### EXERCISE
Give back every entry exactly as it is written, but not the pictures.

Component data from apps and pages

■ ■ ■ ■

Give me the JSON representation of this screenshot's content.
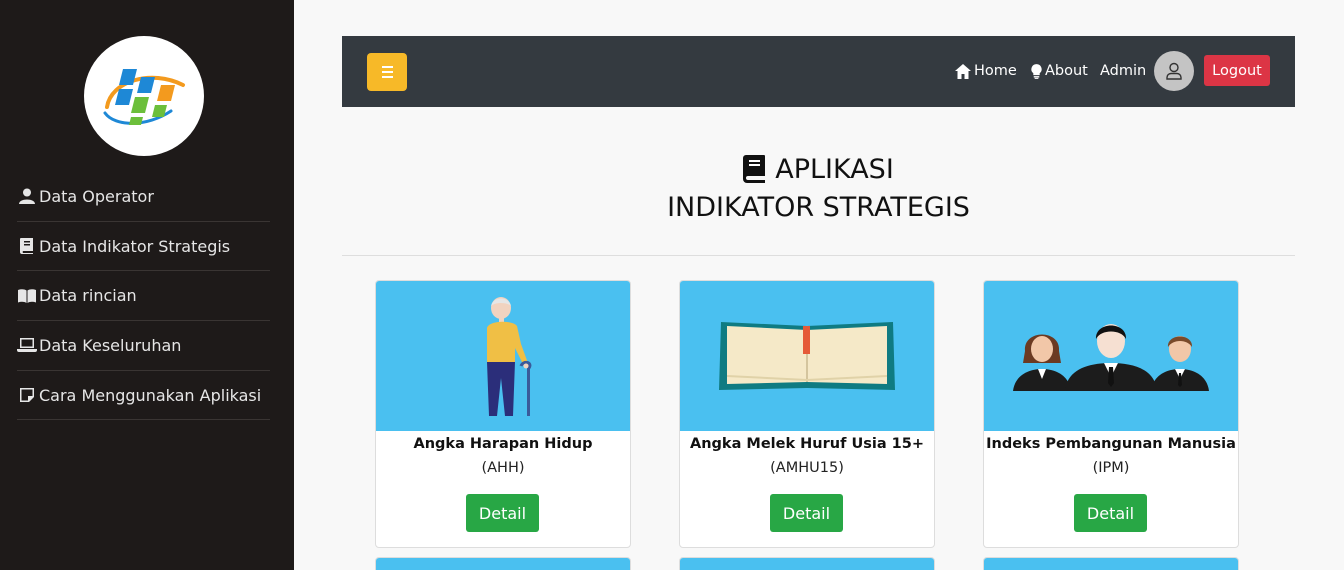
{
  "sidebar": {
    "items": [
      {
        "label": "Data Operator",
        "icon": "user-icon"
      },
      {
        "label": "Data Indikator Strategis",
        "icon": "book-icon"
      },
      {
        "label": "Data rincian",
        "icon": "open-book-icon"
      },
      {
        "label": "Data Keseluruhan",
        "icon": "laptop-icon"
      },
      {
        "label": "Cara Menggunakan Aplikasi",
        "icon": "edit-icon"
      }
    ]
  },
  "navbar": {
    "home_label": "Home",
    "about_label": "About",
    "admin_label": "Admin",
    "logout_label": "Logout"
  },
  "header": {
    "title_line1": "APLIKASI",
    "title_line2": "INDIKATOR STRATEGIS"
  },
  "cards": [
    {
      "title": "Angka Harapan Hidup",
      "abbr": "(AHH)",
      "button": "Detail",
      "image": "elderly-person"
    },
    {
      "title": "Angka Melek Huruf Usia 15+",
      "abbr": "(AMHU15)",
      "button": "Detail",
      "image": "open-book"
    },
    {
      "title": "Indeks Pembangunan Manusia",
      "abbr": "(IPM)",
      "button": "Detail",
      "image": "people-group"
    }
  ],
  "colors": {
    "sidebar_bg": "#1e1a19",
    "navbar_bg": "#343a40",
    "toggle": "#f7b928",
    "logout": "#dc3545",
    "detail": "#28a745",
    "card_image_bg": "#4ac0f0"
  }
}
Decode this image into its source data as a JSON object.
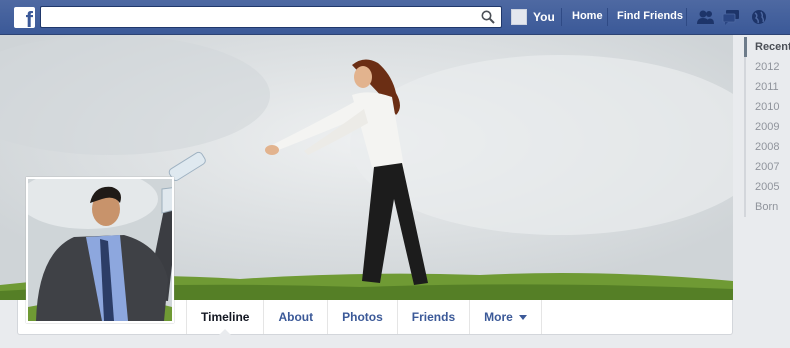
{
  "topbar": {
    "logo_letter": "f",
    "search": {
      "value": "",
      "placeholder": ""
    },
    "user_label": "You",
    "nav": [
      "Home",
      "Find Friends"
    ]
  },
  "profile_tabs": [
    {
      "label": "Timeline",
      "active": true
    },
    {
      "label": "About",
      "active": false
    },
    {
      "label": "Photos",
      "active": false
    },
    {
      "label": "Friends",
      "active": false
    },
    {
      "label": "More",
      "active": false,
      "dropdown": true
    }
  ],
  "timeline_years": [
    {
      "label": "Recent",
      "active": true
    },
    {
      "label": "2012",
      "active": false
    },
    {
      "label": "2011",
      "active": false
    },
    {
      "label": "2010",
      "active": false
    },
    {
      "label": "2009",
      "active": false
    },
    {
      "label": "2008",
      "active": false
    },
    {
      "label": "2007",
      "active": false
    },
    {
      "label": "2005",
      "active": false
    },
    {
      "label": "Born",
      "active": false
    }
  ],
  "colors": {
    "brand_blue": "#3b5998",
    "page_bg": "#e9ebee",
    "grass": "#5e8a2c"
  }
}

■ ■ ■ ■

### EXPECTED ANSWER
Give me the JSON representation of this screenshot's content.
{
  "sidebar": {
    "items": [
      {
        "label": "Data Operator",
        "icon": "user-icon"
      },
      {
        "label": "Data Indikator Strategis",
        "icon": "book-icon"
      },
      {
        "label": "Data rincian",
        "icon": "open-book-icon"
      },
      {
        "label": "Data Keseluruhan",
        "icon": "laptop-icon"
      },
      {
        "label": "Cara Menggunakan Aplikasi",
        "icon": "edit-icon"
      }
    ]
  },
  "navbar": {
    "home_label": "Home",
    "about_label": "About",
    "admin_label": "Admin",
    "logout_label": "Logout"
  },
  "header": {
    "title_line1": "APLIKASI",
    "title_line2": "INDIKATOR STRATEGIS"
  },
  "cards": [
    {
      "title": "Angka Harapan Hidup",
      "abbr": "(AHH)",
      "button": "Detail",
      "image": "elderly-person"
    },
    {
      "title": "Angka Melek Huruf Usia 15+",
      "abbr": "(AMHU15)",
      "button": "Detail",
      "image": "open-book"
    },
    {
      "title": "Indeks Pembangunan Manusia",
      "abbr": "(IPM)",
      "button": "Detail",
      "image": "people-group"
    }
  ],
  "colors": {
    "sidebar_bg": "#1e1a19",
    "navbar_bg": "#343a40",
    "toggle": "#f7b928",
    "logout": "#dc3545",
    "detail": "#28a745",
    "card_image_bg": "#4ac0f0"
  }
}
Decode this image into its source data as a JSON object.
{
  "topbar": {
    "logo_letter": "f",
    "search": {
      "value": "",
      "placeholder": ""
    },
    "user_label": "You",
    "nav": [
      "Home",
      "Find Friends"
    ]
  },
  "profile_tabs": [
    {
      "label": "Timeline",
      "active": true
    },
    {
      "label": "About",
      "active": false
    },
    {
      "label": "Photos",
      "active": false
    },
    {
      "label": "Friends",
      "active": false
    },
    {
      "label": "More",
      "active": false,
      "dropdown": true
    }
  ],
  "timeline_years": [
    {
      "label": "Recent",
      "active": true
    },
    {
      "label": "2012",
      "active": false
    },
    {
      "label": "2011",
      "active": false
    },
    {
      "label": "2010",
      "active": false
    },
    {
      "label": "2009",
      "active": false
    },
    {
      "label": "2008",
      "active": false
    },
    {
      "label": "2007",
      "active": false
    },
    {
      "label": "2005",
      "active": false
    },
    {
      "label": "Born",
      "active": false
    }
  ],
  "colors": {
    "brand_blue": "#3b5998",
    "page_bg": "#e9ebee",
    "grass": "#5e8a2c"
  }
}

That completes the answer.